'''

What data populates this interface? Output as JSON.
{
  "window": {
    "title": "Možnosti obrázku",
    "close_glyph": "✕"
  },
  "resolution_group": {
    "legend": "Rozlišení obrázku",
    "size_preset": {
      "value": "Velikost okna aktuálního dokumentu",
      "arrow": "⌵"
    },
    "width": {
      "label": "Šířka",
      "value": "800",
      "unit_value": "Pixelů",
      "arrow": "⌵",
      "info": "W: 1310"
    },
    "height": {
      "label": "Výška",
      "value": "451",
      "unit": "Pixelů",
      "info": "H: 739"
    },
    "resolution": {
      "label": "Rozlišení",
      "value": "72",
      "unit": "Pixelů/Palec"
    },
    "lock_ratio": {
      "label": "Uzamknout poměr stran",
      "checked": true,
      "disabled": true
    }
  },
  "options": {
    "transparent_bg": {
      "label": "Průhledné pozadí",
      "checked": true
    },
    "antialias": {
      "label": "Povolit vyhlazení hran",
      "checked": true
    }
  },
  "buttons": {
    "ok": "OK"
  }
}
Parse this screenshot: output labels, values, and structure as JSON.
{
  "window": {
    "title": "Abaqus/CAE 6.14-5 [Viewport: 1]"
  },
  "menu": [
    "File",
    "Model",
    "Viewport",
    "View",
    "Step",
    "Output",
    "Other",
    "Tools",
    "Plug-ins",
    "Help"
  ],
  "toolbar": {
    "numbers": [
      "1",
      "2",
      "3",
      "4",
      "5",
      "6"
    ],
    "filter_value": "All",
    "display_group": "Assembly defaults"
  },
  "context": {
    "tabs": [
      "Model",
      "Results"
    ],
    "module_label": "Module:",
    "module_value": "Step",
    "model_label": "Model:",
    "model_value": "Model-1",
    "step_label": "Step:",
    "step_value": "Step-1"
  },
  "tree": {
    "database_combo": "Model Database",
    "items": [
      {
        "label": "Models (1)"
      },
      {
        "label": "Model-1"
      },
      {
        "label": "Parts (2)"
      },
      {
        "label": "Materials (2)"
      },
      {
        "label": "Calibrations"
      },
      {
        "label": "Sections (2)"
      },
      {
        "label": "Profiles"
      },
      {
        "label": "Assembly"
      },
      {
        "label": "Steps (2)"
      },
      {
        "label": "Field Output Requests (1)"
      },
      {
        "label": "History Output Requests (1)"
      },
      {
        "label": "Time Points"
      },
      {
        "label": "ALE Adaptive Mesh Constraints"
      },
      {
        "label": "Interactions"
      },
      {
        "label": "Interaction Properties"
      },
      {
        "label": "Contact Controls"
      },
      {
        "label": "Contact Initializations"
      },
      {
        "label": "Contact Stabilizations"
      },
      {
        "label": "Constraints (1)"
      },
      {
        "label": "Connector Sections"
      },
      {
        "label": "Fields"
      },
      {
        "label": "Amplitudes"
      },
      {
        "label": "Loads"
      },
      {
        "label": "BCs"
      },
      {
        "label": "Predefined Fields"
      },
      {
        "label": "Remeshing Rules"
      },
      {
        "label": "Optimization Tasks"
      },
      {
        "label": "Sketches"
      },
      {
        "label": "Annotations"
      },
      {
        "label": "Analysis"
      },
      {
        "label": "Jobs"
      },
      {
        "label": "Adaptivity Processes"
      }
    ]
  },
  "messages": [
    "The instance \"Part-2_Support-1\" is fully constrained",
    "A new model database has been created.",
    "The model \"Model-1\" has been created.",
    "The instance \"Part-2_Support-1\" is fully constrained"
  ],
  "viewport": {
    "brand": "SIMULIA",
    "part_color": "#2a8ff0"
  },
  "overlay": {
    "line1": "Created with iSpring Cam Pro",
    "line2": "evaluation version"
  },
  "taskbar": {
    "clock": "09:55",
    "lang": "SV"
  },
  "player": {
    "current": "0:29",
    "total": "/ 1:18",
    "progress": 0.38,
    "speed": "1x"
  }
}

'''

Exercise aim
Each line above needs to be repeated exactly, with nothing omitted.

Solution to the exercise
What data populates this interface? Output as JSON.
{
  "window": {
    "title": "Možnosti obrázku",
    "close_glyph": "✕"
  },
  "resolution_group": {
    "legend": "Rozlišení obrázku",
    "size_preset": {
      "value": "Velikost okna aktuálního dokumentu",
      "arrow": "⌵"
    },
    "width": {
      "label": "Šířka",
      "value": "800",
      "unit_value": "Pixelů",
      "arrow": "⌵",
      "info": "W: 1310"
    },
    "height": {
      "label": "Výška",
      "value": "451",
      "unit": "Pixelů",
      "info": "H: 739"
    },
    "resolution": {
      "label": "Rozlišení",
      "value": "72",
      "unit": "Pixelů/Palec"
    },
    "lock_ratio": {
      "label": "Uzamknout poměr stran",
      "checked": true,
      "disabled": true
    }
  },
  "options": {
    "transparent_bg": {
      "label": "Průhledné pozadí",
      "checked": true
    },
    "antialias": {
      "label": "Povolit vyhlazení hran",
      "checked": true
    }
  },
  "buttons": {
    "ok": "OK"
  }
}
Parse this screenshot: output labels, values, and structure as JSON.
{
  "window": {
    "title": "Abaqus/CAE 6.14-5 [Viewport: 1]"
  },
  "menu": [
    "File",
    "Model",
    "Viewport",
    "View",
    "Step",
    "Output",
    "Other",
    "Tools",
    "Plug-ins",
    "Help"
  ],
  "toolbar": {
    "numbers": [
      "1",
      "2",
      "3",
      "4",
      "5",
      "6"
    ],
    "filter_value": "All",
    "display_group": "Assembly defaults"
  },
  "context": {
    "tabs": [
      "Model",
      "Results"
    ],
    "module_label": "Module:",
    "module_value": "Step",
    "model_label": "Model:",
    "model_value": "Model-1",
    "step_label": "Step:",
    "step_value": "Step-1"
  },
  "tree": {
    "database_combo": "Model Database",
    "items": [
      {
        "label": "Models (1)"
      },
      {
        "label": "Model-1"
      },
      {
        "label": "Parts (2)"
      },
      {
        "label": "Materials (2)"
      },
      {
        "label": "Calibrations"
      },
      {
        "label": "Sections (2)"
      },
      {
        "label": "Profiles"
      },
      {
        "label": "Assembly"
      },
      {
        "label": "Steps (2)"
      },
      {
        "label": "Field Output Requests (1)"
      },
      {
        "label": "History Output Requests (1)"
      },
      {
        "label": "Time Points"
      },
      {
        "label": "ALE Adaptive Mesh Constraints"
      },
      {
        "label": "Interactions"
      },
      {
        "label": "Interaction Properties"
      },
      {
        "label": "Contact Controls"
      },
      {
        "label": "Contact Initializations"
      },
      {
        "label": "Contact Stabilizations"
      },
      {
        "label": "Constraints (1)"
      },
      {
        "label": "Connector Sections"
      },
      {
        "label": "Fields"
      },
      {
        "label": "Amplitudes"
      },
      {
        "label": "Loads"
      },
      {
        "label": "BCs"
      },
      {
        "label": "Predefined Fields"
      },
      {
        "label": "Remeshing Rules"
      },
      {
        "label": "Optimization Tasks"
      },
      {
        "label": "Sketches"
      },
      {
        "label": "Annotations"
      },
      {
        "label": "Analysis"
      },
      {
        "label": "Jobs"
      },
      {
        "label": "Adaptivity Processes"
      }
    ]
  },
  "messages": [
    "The instance \"Part-2_Support-1\" is fully constrained",
    "A new model database has been created.",
    "The model \"Model-1\" has been created.",
    "The instance \"Part-2_Support-1\" is fully constrained"
  ],
  "viewport": {
    "brand": "SIMULIA",
    "part_color": "#2a8ff0"
  },
  "overlay": {
    "line1": "Created with iSpring Cam Pro",
    "line2": "evaluation version"
  },
  "taskbar": {
    "clock": "09:55",
    "lang": "SV"
  },
  "player": {
    "current": "0:29",
    "total": "/ 1:18",
    "progress": 0.38,
    "speed": "1x"
  }
}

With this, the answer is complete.